▸ BRIEF: Show the lines below that contain the string "time".

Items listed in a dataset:
• • • • •

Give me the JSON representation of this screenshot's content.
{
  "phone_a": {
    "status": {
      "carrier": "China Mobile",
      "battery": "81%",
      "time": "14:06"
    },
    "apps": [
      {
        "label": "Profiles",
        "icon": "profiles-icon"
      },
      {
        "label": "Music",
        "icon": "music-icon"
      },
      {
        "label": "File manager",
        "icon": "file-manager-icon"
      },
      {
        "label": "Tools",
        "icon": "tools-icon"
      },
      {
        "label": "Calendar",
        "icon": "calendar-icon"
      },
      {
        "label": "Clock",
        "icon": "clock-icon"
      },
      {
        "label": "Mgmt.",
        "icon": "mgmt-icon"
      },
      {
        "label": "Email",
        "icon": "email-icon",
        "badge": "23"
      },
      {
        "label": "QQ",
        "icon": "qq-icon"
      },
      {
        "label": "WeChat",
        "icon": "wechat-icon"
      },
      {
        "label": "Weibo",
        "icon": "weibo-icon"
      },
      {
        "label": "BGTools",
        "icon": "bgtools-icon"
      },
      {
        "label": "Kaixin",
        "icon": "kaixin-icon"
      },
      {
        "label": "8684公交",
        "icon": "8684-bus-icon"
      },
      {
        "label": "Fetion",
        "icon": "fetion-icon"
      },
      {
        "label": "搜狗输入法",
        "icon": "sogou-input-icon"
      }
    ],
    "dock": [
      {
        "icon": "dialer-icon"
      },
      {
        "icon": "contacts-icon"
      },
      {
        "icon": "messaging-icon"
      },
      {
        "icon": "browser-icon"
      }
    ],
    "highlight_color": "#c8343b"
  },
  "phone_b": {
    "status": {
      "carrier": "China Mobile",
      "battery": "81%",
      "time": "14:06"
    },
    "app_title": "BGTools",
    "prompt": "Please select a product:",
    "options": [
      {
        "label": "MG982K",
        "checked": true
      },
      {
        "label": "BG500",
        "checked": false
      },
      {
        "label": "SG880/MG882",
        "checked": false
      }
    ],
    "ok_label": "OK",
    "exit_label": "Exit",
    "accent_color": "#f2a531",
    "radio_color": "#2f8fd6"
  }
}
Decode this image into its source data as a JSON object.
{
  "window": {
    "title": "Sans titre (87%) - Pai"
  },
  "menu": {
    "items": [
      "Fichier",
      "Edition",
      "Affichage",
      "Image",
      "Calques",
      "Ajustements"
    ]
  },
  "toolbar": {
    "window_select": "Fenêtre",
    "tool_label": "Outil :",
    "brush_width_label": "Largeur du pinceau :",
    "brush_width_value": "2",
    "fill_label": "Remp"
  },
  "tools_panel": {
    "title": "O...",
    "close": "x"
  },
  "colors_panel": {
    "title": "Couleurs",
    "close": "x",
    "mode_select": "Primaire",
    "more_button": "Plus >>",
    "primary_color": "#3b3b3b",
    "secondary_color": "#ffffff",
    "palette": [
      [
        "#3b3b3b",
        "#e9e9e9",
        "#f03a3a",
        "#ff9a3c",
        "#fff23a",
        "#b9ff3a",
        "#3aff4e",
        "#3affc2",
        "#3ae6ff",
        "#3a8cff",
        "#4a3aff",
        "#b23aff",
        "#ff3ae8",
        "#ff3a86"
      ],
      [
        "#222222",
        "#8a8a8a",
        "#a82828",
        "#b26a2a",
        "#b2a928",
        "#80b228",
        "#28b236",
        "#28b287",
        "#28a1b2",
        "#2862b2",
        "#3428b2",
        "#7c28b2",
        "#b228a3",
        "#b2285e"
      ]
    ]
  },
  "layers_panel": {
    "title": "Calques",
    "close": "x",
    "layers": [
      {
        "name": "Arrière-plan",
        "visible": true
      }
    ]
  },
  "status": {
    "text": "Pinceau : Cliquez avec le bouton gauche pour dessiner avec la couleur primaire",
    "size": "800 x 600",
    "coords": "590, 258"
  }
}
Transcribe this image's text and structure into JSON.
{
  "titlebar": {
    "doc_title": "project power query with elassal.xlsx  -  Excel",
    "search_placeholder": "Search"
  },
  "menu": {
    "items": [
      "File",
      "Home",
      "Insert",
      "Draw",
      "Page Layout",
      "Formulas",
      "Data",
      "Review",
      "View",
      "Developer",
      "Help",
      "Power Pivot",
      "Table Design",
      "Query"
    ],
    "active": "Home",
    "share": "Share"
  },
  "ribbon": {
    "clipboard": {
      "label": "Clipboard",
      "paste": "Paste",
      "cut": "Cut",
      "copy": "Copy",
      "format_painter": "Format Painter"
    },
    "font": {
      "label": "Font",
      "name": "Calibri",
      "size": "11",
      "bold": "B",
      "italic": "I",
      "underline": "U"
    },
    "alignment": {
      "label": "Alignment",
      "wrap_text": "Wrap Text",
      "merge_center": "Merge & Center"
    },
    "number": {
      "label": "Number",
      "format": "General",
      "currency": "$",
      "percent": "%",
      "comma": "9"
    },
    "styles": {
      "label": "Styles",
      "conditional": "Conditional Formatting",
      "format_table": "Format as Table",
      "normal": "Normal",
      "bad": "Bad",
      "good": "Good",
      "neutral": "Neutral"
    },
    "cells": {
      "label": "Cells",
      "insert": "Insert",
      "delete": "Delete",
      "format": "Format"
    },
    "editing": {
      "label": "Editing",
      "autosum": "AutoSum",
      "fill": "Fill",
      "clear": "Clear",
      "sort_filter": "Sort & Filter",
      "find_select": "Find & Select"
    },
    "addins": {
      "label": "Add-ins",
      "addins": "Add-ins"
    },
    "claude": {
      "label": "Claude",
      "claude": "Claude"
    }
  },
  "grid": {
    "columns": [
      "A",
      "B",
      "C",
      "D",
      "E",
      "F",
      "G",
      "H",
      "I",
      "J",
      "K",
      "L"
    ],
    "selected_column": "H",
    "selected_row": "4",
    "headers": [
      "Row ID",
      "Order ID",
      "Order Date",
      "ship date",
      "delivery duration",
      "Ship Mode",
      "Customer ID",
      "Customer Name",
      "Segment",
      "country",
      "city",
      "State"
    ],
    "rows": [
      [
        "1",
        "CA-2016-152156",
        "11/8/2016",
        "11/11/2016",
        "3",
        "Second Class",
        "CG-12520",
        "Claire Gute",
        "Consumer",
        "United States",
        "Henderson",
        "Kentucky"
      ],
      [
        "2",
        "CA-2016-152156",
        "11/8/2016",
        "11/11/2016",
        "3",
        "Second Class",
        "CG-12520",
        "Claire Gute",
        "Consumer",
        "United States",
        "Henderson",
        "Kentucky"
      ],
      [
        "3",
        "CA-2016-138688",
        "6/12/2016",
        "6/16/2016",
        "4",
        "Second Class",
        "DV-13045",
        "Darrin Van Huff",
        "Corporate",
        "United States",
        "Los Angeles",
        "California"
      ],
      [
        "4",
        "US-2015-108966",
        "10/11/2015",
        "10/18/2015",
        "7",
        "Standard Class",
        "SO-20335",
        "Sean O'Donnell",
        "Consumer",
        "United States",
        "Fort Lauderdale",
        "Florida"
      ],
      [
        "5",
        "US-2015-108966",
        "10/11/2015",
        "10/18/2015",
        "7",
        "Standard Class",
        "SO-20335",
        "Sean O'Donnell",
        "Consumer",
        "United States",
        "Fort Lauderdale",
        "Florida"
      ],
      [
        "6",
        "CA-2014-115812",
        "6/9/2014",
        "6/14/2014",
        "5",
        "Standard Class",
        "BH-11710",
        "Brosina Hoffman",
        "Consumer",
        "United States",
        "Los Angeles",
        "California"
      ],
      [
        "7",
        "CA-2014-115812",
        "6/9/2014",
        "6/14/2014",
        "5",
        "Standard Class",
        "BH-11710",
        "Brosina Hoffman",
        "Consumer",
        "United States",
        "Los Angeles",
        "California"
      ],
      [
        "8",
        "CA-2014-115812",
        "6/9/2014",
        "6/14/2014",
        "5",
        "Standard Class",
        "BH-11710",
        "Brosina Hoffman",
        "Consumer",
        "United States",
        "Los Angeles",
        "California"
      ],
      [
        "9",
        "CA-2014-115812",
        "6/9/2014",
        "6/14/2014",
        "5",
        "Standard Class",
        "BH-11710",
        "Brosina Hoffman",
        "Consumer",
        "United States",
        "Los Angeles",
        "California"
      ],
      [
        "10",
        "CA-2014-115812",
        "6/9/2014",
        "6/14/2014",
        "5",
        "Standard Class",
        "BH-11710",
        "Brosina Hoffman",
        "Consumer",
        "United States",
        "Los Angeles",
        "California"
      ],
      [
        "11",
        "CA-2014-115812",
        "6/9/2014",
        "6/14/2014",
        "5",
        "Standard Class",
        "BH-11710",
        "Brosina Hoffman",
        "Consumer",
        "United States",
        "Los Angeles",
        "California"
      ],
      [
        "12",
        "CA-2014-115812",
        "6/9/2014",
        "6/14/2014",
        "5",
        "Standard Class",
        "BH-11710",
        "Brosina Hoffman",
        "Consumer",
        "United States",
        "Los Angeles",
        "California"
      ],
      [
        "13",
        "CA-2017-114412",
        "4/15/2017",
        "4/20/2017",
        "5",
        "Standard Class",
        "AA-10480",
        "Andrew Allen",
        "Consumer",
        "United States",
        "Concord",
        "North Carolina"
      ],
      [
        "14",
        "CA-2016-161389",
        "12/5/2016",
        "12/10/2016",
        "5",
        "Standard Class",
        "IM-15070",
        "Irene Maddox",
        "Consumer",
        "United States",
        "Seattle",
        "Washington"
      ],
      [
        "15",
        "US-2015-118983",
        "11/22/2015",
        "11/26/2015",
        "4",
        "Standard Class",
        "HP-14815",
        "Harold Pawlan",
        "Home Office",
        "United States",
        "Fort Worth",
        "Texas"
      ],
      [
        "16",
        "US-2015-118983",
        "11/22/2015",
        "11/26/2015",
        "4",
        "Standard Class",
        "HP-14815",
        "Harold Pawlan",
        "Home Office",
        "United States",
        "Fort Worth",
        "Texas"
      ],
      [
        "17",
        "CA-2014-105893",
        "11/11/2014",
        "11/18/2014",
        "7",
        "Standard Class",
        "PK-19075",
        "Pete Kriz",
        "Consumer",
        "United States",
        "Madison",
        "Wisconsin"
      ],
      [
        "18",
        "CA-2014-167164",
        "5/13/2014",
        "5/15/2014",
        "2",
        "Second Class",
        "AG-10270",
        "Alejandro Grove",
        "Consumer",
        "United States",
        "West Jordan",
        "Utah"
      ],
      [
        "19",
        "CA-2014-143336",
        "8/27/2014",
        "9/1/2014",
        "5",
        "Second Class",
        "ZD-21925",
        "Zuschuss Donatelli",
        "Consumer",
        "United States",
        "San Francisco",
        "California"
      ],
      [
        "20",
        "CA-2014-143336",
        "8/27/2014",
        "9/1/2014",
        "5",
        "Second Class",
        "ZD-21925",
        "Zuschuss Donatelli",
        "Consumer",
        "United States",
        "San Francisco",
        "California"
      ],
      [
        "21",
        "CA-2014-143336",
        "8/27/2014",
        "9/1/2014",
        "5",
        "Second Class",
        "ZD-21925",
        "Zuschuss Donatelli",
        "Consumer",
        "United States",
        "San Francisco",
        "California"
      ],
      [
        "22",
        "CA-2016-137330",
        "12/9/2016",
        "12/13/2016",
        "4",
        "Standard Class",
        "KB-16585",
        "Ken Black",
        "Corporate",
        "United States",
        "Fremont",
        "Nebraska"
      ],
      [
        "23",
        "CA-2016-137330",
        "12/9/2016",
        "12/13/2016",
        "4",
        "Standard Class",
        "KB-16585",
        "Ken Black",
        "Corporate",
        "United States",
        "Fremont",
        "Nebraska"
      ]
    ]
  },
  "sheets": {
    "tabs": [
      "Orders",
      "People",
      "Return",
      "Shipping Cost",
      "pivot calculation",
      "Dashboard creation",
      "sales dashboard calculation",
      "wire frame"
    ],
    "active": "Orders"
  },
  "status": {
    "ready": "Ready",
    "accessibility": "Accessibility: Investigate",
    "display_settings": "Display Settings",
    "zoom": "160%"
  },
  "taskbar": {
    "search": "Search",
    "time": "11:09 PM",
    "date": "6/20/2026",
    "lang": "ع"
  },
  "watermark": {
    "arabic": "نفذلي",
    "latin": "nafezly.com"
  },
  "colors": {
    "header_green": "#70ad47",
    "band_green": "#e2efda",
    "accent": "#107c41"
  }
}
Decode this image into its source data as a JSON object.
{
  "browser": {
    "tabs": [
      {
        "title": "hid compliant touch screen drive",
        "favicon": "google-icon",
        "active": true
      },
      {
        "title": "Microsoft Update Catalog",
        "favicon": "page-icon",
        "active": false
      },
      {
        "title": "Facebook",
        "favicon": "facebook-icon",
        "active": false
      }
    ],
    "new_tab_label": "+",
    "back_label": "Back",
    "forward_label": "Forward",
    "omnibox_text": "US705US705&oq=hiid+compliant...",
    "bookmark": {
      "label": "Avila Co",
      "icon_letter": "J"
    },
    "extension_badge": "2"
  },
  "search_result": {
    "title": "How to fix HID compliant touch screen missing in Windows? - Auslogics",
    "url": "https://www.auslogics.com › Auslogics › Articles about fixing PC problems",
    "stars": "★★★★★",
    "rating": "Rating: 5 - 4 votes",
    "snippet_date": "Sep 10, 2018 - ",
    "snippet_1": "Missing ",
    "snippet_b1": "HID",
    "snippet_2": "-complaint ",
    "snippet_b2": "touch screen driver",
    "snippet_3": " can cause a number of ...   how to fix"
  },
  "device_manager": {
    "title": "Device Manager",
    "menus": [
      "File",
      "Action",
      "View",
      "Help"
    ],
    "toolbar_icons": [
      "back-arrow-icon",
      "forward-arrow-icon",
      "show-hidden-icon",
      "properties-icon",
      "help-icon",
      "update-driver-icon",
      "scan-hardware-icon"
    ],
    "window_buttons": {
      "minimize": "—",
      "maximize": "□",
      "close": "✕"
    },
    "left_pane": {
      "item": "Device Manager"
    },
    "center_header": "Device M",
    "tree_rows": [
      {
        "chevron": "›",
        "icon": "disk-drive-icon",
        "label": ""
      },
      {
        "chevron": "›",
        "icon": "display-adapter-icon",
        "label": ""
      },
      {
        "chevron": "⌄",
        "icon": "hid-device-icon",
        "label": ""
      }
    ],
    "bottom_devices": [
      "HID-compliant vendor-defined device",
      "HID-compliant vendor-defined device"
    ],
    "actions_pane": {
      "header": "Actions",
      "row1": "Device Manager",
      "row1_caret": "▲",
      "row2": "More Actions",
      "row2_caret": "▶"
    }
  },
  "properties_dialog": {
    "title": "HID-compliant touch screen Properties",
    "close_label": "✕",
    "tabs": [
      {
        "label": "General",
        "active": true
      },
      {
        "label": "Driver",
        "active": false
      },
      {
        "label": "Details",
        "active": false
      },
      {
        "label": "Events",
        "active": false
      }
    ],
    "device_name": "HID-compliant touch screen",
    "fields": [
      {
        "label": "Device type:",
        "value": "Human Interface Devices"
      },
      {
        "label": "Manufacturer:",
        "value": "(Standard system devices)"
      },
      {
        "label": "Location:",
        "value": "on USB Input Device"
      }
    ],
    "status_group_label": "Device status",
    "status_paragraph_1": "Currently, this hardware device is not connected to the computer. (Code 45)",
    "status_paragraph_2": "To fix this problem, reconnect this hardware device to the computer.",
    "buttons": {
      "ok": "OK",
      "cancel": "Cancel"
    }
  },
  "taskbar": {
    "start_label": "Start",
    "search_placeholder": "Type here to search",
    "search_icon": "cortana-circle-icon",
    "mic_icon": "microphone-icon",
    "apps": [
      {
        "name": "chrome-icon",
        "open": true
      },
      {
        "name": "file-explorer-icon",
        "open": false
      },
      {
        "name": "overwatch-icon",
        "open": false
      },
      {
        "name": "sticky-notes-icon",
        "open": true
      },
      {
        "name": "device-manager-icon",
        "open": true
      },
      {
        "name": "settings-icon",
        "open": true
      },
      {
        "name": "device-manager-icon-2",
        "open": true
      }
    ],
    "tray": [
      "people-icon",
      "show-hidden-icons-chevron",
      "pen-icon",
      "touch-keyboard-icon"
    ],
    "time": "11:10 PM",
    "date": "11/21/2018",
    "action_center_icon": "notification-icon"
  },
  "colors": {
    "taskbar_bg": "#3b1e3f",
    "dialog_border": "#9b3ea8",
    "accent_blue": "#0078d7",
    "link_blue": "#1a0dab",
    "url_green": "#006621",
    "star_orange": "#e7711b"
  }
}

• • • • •

▸ ANSWER BOX:
      "time": "14:06"
      "time": "14:06"
    "time": "11:09 PM",
    "time": "11:10 PM",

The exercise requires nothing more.